Stored records:
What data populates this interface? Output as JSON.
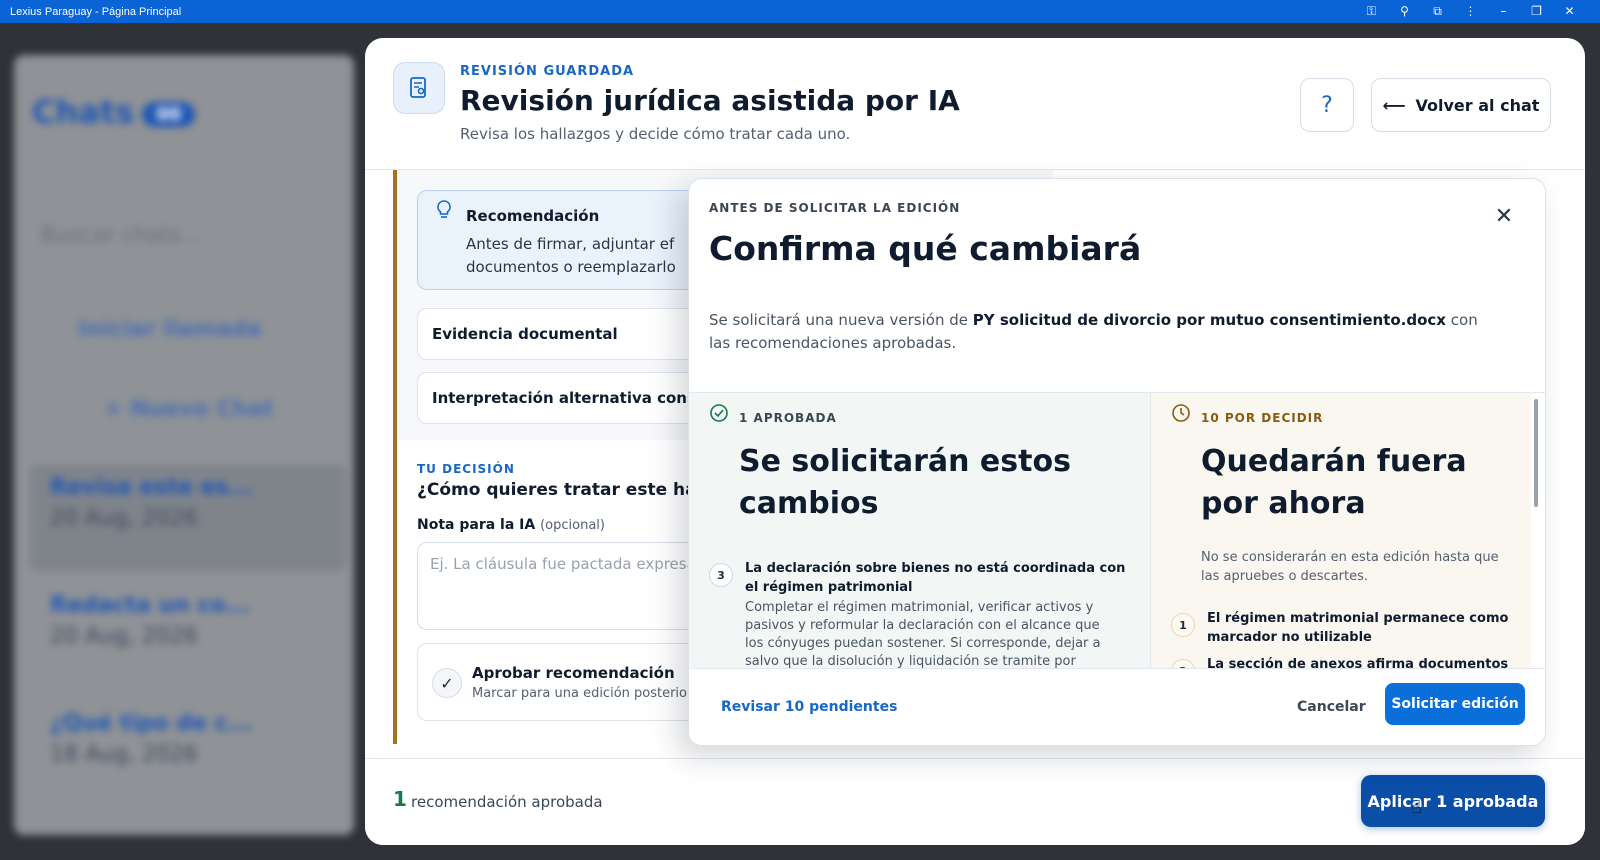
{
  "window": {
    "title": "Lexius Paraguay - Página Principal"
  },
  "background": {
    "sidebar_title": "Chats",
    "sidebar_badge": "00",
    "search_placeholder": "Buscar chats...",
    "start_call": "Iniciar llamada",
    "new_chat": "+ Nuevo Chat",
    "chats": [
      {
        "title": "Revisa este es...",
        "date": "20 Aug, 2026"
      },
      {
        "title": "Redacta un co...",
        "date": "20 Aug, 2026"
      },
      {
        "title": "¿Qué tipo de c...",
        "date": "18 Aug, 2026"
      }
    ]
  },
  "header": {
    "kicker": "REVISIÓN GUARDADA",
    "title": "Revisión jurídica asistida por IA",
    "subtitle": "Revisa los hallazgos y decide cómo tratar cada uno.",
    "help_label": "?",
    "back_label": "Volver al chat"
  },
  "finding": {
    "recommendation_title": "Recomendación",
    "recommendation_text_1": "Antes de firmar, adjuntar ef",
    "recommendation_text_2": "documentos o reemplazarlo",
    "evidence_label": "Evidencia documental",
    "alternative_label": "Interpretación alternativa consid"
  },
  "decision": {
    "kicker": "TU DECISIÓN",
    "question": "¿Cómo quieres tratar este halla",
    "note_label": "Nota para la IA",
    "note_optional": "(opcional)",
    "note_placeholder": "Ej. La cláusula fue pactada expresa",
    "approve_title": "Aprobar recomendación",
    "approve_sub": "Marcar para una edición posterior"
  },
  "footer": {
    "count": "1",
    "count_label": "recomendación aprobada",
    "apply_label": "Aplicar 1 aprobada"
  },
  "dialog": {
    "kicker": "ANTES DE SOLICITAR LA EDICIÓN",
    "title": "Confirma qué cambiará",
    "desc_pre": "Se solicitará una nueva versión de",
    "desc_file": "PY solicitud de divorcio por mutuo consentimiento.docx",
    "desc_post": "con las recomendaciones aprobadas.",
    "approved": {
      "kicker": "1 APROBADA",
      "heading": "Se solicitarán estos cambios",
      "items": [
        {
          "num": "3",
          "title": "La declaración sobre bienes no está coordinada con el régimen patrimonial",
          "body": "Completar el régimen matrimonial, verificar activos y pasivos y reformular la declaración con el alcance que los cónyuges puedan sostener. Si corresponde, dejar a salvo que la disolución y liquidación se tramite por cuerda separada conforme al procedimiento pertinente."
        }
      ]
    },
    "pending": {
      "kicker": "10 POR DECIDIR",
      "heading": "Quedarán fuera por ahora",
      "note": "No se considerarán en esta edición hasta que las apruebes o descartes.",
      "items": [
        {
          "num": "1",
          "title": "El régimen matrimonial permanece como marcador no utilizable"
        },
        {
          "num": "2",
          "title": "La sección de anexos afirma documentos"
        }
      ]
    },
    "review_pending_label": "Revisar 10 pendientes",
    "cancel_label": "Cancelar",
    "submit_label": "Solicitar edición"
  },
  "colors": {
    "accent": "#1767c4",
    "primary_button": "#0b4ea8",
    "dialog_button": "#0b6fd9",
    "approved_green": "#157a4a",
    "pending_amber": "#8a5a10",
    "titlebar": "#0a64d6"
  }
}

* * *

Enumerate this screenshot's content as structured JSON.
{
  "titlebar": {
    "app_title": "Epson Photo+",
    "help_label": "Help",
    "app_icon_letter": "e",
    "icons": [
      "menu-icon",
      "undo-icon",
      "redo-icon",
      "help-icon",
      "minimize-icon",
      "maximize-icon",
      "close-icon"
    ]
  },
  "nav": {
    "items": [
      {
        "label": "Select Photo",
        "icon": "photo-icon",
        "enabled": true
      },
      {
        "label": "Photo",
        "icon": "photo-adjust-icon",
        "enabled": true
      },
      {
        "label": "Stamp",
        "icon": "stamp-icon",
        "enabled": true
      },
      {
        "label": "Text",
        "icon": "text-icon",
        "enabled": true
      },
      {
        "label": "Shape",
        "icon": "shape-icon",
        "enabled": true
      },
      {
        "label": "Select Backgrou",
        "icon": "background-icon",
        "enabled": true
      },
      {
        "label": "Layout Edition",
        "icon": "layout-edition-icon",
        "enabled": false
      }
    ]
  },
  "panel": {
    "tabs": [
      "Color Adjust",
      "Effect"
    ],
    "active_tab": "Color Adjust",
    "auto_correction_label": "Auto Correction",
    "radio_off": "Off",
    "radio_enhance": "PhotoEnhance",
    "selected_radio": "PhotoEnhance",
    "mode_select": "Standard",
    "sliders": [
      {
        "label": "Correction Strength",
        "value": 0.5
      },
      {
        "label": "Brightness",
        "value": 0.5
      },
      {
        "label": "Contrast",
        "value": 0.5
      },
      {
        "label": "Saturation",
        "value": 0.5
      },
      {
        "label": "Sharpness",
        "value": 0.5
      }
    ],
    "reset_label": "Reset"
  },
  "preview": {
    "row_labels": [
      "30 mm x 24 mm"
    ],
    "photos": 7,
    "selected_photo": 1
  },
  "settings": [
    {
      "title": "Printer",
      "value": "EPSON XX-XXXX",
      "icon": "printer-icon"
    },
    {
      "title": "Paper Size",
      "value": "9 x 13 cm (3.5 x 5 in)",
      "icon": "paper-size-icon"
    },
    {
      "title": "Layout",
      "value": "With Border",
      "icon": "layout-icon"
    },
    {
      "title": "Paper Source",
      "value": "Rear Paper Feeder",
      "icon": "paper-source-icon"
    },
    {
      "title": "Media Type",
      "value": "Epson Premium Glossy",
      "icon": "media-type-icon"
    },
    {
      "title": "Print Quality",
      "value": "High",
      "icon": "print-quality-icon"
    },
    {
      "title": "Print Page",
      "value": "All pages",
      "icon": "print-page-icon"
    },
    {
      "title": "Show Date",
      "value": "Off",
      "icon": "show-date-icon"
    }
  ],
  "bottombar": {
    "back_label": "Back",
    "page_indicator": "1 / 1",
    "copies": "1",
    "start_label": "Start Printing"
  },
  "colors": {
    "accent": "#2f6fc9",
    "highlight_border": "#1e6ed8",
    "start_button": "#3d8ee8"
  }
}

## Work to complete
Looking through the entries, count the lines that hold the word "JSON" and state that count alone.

## Task response
2